The OSHA Area Director reporting on the event blamed the dealership’s “failure to effectively implement a hazard communication program.” The dealership was fined over $150,000 for serious safety violations and given 15 business days to comply or contest the findings before an OSHA review commission. In addition, a wrongful death lawsuit on behalf of the children of one of the victims was filed against the dealership.
It’s easy to dismiss OSHA compliance as a hassle—particularly in the case of administrative controls like a Hazard Communications Program—until an event like this reminds us why we establish safety protocols in the first place.
This tragic story serves as a wake-up call to automotive businesses across the country: Do you have a Hazard Communication Program in place? Is it current and effectively implemented? Do your employees know which chemicals they are working with and how to protect themselves?
What is a Hazard Communication Program?
OSHA’s Hazard Communication Standard (OSHA 29 CRF 1910.1200) requires that the identities and hazards of all chemicals within the workplace must be available and understandable to workers. This includes all chemicals produced in or imported to the United States.
In other words, do your employees know which chemicals in the workplace are hazardous? Are all the chemicals in your facility properly labelled with the type of hazard—i.e. fire, corrosive, inhalation—clearly identified? Do the employees understand the risk and proper handling procedures for these chemicals? Do they know where to find the Safety Data Sheets for all the chemicals that they work with? Have the employees been trained regarding the Hazard Communication Standard?
A written Hazard Communication Program will answer these questions and more. It will meet the OSHA standard with a comprehensive plan to classify hazardous chemicals and take appropriate measures to educate and protect employees, and may include:
- Preparing a written document outlining the Hazardous Communication Plan;
- Maintaining an inventory of the hazardous chemicals present in the workplace;
- Ensuring all the hazardous chemicals are properly labeled;
- Preparation and distribution of Safety Data Sheets (SDS);
- Providing employees with a Hazard Communication training program regarding chemical hazards and protective measures; and
- Providing Right to Know Survey filing services.
Why should you implement a Hazard Communication Program?
Beyond the obligation to protect your employees’ health and safety, as well as the legal requirement to achieve compliance, you can consider a Hazard Communication Program an investment in the value of your dealership. Here are three ways that safety programs like a Hazard Communication Program impact your bottom line.
- Risk Mitigation: OSHA compliance is a liability issue. Failure to comply can cost big bucks in fees. If a dealership has an established safety program, including employee education and training, then it is less likely to incur fees, but also less likely to incur more serious liability, such as the deaths in Alabama dealership fire.

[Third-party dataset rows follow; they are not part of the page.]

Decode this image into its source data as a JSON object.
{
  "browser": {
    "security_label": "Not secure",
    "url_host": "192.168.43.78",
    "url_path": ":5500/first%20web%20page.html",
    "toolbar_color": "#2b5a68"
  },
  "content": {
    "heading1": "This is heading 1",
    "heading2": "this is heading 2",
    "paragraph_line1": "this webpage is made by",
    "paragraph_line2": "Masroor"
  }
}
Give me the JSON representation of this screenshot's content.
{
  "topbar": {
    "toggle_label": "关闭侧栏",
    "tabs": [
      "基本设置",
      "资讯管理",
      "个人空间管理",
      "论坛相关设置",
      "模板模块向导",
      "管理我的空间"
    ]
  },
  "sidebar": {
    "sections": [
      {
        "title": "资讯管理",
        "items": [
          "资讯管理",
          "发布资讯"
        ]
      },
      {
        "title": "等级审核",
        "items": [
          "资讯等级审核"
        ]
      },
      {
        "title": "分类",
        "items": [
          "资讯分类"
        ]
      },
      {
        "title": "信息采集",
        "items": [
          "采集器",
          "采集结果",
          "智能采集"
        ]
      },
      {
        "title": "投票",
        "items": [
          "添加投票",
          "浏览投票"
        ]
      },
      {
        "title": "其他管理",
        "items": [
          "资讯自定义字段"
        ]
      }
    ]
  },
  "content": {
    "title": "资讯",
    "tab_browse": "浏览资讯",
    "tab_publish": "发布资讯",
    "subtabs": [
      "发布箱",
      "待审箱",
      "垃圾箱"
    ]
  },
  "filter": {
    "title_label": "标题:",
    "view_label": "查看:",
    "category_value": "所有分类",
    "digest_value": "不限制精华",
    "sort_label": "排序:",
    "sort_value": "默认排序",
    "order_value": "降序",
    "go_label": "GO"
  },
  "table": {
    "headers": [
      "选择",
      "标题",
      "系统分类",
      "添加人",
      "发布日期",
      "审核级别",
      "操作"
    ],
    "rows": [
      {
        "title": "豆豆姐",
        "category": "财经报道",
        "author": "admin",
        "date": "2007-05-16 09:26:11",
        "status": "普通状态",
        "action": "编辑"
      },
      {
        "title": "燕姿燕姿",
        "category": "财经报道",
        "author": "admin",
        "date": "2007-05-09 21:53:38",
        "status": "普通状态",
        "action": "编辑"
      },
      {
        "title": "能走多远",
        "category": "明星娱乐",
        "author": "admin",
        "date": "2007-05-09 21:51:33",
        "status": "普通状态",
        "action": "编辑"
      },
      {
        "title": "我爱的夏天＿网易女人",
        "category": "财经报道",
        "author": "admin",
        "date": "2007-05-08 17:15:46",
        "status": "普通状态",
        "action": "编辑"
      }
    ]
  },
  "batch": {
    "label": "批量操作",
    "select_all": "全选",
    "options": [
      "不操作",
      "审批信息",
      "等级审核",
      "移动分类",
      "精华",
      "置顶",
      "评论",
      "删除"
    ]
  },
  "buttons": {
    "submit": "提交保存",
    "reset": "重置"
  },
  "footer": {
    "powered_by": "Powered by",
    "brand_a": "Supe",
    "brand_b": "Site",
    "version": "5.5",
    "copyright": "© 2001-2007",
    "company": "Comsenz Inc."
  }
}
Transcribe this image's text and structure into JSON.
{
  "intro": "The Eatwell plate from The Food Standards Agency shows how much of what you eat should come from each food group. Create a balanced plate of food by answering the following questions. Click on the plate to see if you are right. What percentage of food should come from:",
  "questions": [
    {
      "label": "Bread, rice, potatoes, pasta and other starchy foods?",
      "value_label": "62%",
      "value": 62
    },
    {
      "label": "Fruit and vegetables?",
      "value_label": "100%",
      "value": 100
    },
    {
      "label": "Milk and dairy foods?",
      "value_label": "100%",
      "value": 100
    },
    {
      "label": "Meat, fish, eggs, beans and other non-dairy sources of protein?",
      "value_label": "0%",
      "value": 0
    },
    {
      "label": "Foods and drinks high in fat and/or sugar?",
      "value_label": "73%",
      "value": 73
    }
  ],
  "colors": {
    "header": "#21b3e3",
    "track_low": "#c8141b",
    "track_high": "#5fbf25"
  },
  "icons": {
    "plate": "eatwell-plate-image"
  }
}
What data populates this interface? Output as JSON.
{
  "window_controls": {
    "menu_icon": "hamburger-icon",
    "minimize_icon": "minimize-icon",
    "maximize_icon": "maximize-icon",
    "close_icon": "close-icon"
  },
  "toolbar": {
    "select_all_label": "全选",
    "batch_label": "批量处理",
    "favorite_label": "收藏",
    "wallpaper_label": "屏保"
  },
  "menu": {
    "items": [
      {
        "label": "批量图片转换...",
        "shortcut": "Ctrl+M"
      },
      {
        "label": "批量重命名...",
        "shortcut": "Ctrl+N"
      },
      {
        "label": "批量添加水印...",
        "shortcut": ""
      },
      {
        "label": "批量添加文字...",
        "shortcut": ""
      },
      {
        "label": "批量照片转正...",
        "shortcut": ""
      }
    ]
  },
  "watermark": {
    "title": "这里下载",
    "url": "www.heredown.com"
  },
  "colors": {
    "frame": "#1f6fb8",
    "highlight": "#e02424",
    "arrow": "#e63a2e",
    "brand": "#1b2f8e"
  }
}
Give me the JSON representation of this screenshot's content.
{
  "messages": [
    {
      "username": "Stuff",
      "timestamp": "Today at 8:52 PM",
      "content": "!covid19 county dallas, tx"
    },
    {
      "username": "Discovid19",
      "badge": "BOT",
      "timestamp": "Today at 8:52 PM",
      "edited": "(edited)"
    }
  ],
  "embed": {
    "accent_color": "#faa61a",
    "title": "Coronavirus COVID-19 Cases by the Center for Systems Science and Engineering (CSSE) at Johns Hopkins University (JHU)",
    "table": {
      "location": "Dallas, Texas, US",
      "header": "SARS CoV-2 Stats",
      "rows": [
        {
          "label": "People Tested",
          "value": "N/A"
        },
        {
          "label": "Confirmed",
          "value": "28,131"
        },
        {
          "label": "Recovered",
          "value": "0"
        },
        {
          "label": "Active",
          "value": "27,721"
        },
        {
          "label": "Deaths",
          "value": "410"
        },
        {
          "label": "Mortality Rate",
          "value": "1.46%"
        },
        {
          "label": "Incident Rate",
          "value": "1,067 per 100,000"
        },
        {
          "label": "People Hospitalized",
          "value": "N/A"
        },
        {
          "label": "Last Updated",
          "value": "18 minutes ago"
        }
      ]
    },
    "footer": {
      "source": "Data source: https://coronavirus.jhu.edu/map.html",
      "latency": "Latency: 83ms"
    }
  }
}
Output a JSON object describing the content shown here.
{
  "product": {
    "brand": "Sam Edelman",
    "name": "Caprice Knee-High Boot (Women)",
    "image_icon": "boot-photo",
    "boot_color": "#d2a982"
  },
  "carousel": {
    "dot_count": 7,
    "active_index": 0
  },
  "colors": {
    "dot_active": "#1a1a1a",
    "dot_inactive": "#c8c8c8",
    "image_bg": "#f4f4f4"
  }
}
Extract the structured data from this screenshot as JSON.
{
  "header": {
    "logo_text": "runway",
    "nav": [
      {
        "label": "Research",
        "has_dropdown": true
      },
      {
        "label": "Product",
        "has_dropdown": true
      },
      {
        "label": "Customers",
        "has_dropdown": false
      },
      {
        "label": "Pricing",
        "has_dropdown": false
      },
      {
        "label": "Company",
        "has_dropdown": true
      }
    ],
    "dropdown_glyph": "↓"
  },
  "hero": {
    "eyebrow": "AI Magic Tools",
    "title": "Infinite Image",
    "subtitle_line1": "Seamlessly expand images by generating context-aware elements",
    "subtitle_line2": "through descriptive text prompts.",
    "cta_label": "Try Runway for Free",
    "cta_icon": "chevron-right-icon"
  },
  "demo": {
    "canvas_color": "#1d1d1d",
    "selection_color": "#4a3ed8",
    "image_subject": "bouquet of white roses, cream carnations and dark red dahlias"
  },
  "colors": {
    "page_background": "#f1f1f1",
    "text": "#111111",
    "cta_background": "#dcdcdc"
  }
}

- Brand identity: A serious safety incident or a reputation for being unsafe hurts your brand and could impact sales. As a driver of demand, brand identity is a component of blue-sky multiples. Therefore, establishing a culture of safety in your dealership could boost the blue-sky valuation of your business.
- Profitability: Safe workplaces and safety training improve the quality of life of a dealership’s employees and technicians. When your dealership is known as a safe place to work, you can attract and retain better employees, making operations more productive and minimizing the expense of employee turnover. Also, safety incidents can be expensive: worker’s compensation claims, lawsuits, damage or loss of property, and interrupted operations will take a toll on your balance sheet.
Partner Engineering and Science, Inc., is a market-leading provider of environmental, engineering and energy consulting and design services, supporting real estate owners, lenders and operators throughout the life cycle of their assets.
Matthew Genna, a project manager for Partner Engineering and Science, Inc., specializes in health and safety consulting. He conducts regulatory compliance audits and workplace accident investigations; develops safety programs; and facilitates education and training to clients in the automotive, industrial and manufacturing sectors. He can be reached at 732-380-1700 x1271 or email@example.com